* [What is needed] Whenever a line below holds the word "yyyy", count it; then give the total and nothing else.

* [Material to process]
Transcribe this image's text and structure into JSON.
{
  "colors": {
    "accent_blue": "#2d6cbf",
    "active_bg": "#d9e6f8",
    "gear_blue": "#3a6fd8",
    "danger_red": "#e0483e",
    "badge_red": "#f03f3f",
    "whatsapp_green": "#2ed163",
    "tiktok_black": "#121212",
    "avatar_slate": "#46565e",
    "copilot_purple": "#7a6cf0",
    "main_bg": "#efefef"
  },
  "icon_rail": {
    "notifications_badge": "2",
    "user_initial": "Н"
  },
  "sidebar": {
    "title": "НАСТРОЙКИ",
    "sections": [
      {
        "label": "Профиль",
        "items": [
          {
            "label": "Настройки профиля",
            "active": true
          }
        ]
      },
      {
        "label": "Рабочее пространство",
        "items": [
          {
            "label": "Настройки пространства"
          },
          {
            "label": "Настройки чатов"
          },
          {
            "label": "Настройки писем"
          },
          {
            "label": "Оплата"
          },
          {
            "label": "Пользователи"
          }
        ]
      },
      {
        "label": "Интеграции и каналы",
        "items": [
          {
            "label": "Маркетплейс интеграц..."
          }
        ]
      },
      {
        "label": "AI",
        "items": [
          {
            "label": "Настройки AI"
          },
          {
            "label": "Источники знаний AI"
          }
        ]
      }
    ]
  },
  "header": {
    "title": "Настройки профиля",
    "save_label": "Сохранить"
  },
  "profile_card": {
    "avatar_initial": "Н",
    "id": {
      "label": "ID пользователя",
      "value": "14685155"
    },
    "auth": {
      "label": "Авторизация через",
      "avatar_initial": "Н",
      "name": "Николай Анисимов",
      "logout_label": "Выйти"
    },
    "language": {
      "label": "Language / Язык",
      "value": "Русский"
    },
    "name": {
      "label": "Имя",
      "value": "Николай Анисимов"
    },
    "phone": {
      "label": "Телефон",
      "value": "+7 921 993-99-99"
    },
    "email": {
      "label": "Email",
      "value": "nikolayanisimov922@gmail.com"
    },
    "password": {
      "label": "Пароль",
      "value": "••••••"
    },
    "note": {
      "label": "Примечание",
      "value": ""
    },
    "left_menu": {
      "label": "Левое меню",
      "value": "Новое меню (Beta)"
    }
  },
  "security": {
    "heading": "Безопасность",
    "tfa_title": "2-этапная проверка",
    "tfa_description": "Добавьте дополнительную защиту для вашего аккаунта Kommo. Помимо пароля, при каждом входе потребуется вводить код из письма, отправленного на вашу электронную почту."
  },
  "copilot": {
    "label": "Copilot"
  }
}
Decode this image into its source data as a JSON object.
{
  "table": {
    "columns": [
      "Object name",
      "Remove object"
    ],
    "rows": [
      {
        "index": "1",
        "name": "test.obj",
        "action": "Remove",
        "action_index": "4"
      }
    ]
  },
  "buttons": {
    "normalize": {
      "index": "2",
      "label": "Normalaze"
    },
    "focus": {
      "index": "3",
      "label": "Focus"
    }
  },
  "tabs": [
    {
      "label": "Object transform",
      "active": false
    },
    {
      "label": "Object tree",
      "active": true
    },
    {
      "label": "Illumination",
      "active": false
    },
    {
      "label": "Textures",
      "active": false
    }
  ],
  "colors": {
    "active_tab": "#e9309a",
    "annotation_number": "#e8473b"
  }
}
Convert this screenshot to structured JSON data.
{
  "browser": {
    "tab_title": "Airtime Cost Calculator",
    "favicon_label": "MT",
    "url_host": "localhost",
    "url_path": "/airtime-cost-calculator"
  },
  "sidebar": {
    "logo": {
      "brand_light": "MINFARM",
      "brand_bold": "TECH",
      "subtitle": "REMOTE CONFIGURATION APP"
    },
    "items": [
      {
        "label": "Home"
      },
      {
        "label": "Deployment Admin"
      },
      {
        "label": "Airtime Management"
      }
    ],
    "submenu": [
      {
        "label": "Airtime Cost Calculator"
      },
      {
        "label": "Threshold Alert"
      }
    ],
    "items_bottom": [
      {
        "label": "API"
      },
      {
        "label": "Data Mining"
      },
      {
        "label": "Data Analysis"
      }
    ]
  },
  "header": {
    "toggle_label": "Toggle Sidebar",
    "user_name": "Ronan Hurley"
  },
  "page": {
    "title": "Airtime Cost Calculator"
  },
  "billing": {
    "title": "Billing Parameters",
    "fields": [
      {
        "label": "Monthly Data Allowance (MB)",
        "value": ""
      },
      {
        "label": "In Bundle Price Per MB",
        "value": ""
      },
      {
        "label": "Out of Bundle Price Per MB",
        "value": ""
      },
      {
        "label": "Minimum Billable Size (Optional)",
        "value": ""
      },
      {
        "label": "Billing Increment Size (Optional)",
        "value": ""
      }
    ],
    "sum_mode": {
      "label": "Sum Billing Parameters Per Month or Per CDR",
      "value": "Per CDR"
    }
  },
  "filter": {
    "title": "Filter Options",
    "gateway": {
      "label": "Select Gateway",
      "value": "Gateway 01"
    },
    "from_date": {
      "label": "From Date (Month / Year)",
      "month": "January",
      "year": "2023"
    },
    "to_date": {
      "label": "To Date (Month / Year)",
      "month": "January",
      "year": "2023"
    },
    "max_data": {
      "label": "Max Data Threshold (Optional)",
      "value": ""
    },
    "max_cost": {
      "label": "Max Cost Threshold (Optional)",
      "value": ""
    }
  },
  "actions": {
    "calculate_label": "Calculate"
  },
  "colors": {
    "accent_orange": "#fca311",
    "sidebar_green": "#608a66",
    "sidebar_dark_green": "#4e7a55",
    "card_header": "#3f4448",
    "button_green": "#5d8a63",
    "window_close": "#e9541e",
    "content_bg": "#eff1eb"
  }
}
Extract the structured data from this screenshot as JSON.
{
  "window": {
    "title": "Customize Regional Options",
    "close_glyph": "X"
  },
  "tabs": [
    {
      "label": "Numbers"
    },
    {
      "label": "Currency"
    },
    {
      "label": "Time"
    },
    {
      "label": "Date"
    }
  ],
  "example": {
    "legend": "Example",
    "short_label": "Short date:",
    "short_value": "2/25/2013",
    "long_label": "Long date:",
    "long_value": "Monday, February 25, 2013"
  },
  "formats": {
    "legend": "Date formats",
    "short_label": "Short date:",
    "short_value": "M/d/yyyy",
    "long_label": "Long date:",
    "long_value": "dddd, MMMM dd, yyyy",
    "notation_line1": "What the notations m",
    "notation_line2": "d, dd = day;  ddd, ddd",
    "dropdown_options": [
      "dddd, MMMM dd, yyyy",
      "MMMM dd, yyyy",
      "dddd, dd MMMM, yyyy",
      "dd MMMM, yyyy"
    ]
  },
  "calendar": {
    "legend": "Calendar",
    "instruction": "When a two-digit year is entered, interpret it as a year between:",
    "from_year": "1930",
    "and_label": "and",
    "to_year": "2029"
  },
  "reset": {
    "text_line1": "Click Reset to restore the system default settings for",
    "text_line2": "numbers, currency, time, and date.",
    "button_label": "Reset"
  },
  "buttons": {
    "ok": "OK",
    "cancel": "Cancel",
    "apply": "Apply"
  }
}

* [Solution to this task] 6